Chinese FM wraps up five-nation Africa visit, hails 'new changes' in cooperation
NAIROBI -- Chinese Foreign Minister Wang Yi wrapped up his African tour on Thursday that carried him to Madagascar, Zambia, Tanzania, Republic of Congo and Nigeria, at a time when China-Africa cooperation is going from strength to strength.
The foreign minister's visit was in keeping with China's nearly three-decade-long diplomatic tradition of making Africa its first overseas destination each year.
Such a tradition signifies that "China always regards developing countries as the cornerstone of its diplomacy and Africa its priority," Wang said during the visit.
NEW DRIVING FORCE, POSITIVE CHANGES
China announced 10 major cooperation plans which are aimed at helping Africa realize industrialization and agricultural modernization, at the Johannesburg summit of the Forum on China-Africa Cooperation (FOCAC).
China also promised $60 billion as funding support to see these plans through.
The implementation of these plans has constituted a new driving force for the China-Africa cooperation, Wang said while in Zambia.

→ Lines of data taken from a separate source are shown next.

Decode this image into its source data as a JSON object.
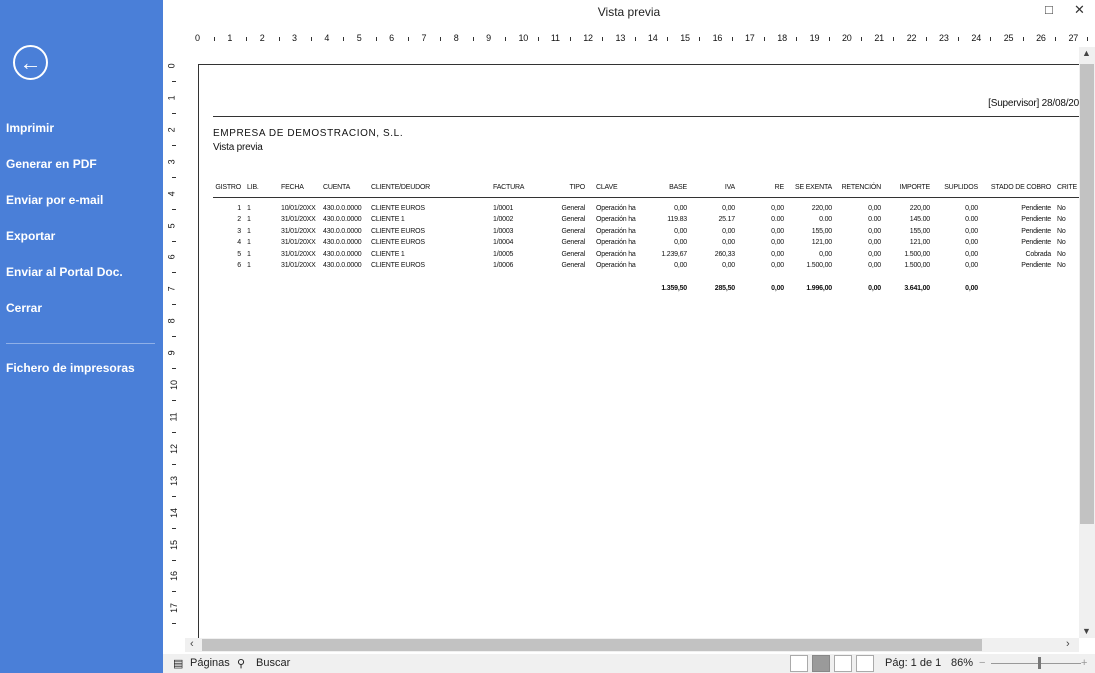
{
  "window": {
    "title": "Vista previa",
    "maximize_icon": "□",
    "close_icon": "✕"
  },
  "sidebar": {
    "back_icon": "←",
    "items": [
      {
        "label": "Imprimir"
      },
      {
        "label": "Generar en PDF"
      },
      {
        "label": "Enviar por e-mail"
      },
      {
        "label": "Exportar"
      },
      {
        "label": "Enviar al Portal Doc."
      },
      {
        "label": "Cerrar"
      }
    ],
    "extra": "Fichero de impresoras"
  },
  "ruler": {
    "top": [
      "0",
      "1",
      "2",
      "3",
      "4",
      "5",
      "6",
      "7",
      "8",
      "9",
      "10",
      "11",
      "12",
      "13",
      "14",
      "15",
      "16",
      "17",
      "18",
      "19",
      "20",
      "21",
      "22",
      "23",
      "24",
      "25",
      "26",
      "27"
    ],
    "left": [
      "0",
      "1",
      "2",
      "3",
      "4",
      "5",
      "6",
      "7",
      "8",
      "9",
      "10",
      "11",
      "12",
      "13",
      "14",
      "15",
      "16",
      "17"
    ]
  },
  "report": {
    "user_date": "[Supervisor] 28/08/20",
    "company": "EMPRESA DE DEMOSTRACION, S.L.",
    "subtitle": "Vista previa",
    "columns": [
      "GISTRO",
      "LIB.",
      "FECHA",
      "CUENTA",
      "CLIENTE/DEUDOR",
      "FACTURA",
      "TIPO",
      "CLAVE",
      "BASE",
      "IVA",
      "RE",
      "SE EXENTA",
      "RETENCIÓN",
      "IMPORTE",
      "SUPLIDOS",
      "STADO DE COBRO",
      "CRITE"
    ],
    "rows": [
      [
        "1",
        "1",
        "10/01/20XX",
        "430.0.0.0000",
        "CLIENTE EUROS",
        "1/0001",
        "General",
        "Operación ha",
        "0,00",
        "0,00",
        "0,00",
        "220,00",
        "0,00",
        "220,00",
        "0,00",
        "Pendiente",
        "No"
      ],
      [
        "2",
        "1",
        "31/01/20XX",
        "430.0.0.0000",
        "CLIENTE 1",
        "1/0002",
        "General",
        "Operación ha",
        "119.83",
        "25.17",
        "0.00",
        "0.00",
        "0.00",
        "145.00",
        "0.00",
        "Pendiente",
        "No"
      ],
      [
        "3",
        "1",
        "31/01/20XX",
        "430.0.0.0000",
        "CLIENTE EUROS",
        "1/0003",
        "General",
        "Operación ha",
        "0,00",
        "0,00",
        "0,00",
        "155,00",
        "0,00",
        "155,00",
        "0,00",
        "Pendiente",
        "No"
      ],
      [
        "4",
        "1",
        "31/01/20XX",
        "430.0.0.0000",
        "CLIENTE EUROS",
        "1/0004",
        "General",
        "Operación ha",
        "0,00",
        "0,00",
        "0,00",
        "121,00",
        "0,00",
        "121,00",
        "0,00",
        "Pendiente",
        "No"
      ],
      [
        "5",
        "1",
        "31/01/20XX",
        "430.0.0.0000",
        "CLIENTE 1",
        "1/0005",
        "General",
        "Operación ha",
        "1.239,67",
        "260,33",
        "0,00",
        "0,00",
        "0,00",
        "1.500,00",
        "0,00",
        "Cobrada",
        "No"
      ],
      [
        "6",
        "1",
        "31/01/20XX",
        "430.0.0.0000",
        "CLIENTE EUROS",
        "1/0006",
        "General",
        "Operación ha",
        "0,00",
        "0,00",
        "0,00",
        "1.500,00",
        "0,00",
        "1.500,00",
        "0,00",
        "Pendiente",
        "No"
      ]
    ],
    "totals": {
      "BASE": "1.359,50",
      "IVA": "285,50",
      "RE": "0,00",
      "EXENTA": "1.996,00",
      "RETENCION": "0,00",
      "IMPORTE": "3.641,00",
      "SUPLIDOS": "0,00"
    }
  },
  "statusbar": {
    "pages": "Páginas",
    "search": "Buscar",
    "page_info": "Pág: 1 de 1",
    "zoom": "86%",
    "zoom_level_percent": 86
  }
}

The cooperation has witnessed a fast growth since then, with many Chinese companies coming to Africa to invest and establish plants. From the Dec. 2015 Johannesburg summit to July, 2016, the agreements signed in various fields between China and Africa were valued at over 50 billion U.S. dollars.
Wang said in this process "three new changes" has emerged in terms of China-Africa cooperation. A government-led pattern has gradually evolved into one where the market plays a major role. General merchandise trade has been gradually upgraded to production capacity cooperation, processing and trade. There is also a gradual shift from basic project contracting to investment, construction and operation.
Many China-funded mega projects in Africa were completed in 2016, paving way for materializing the ambitions laid out at the summit. Among them are the 752.7-km Ethiopia-Djibouti Railway, Nigeria's 186.5-km Abuja-Kaduna standard gauge railway and Tanzania's 680-meter-long, six-lane Nyerere Bridge, the largest cable-stayed cross-sea bridge in East Africa.
China, Zambia and Tanzania will work to revitalize the Tanzania-Zambia Railway, built with Chinese assistance in the 1970s and a monument to the China-Africa friendship.
Through comprehensive reform of the management system, effectively linking the railway to ports and building an industrial economic belt along the railway, it is hoped that the 1,860-km railway line will gain renewed vigor and contribute to helping Tanzania, Zambia and other African countries realize independent and sustainable development.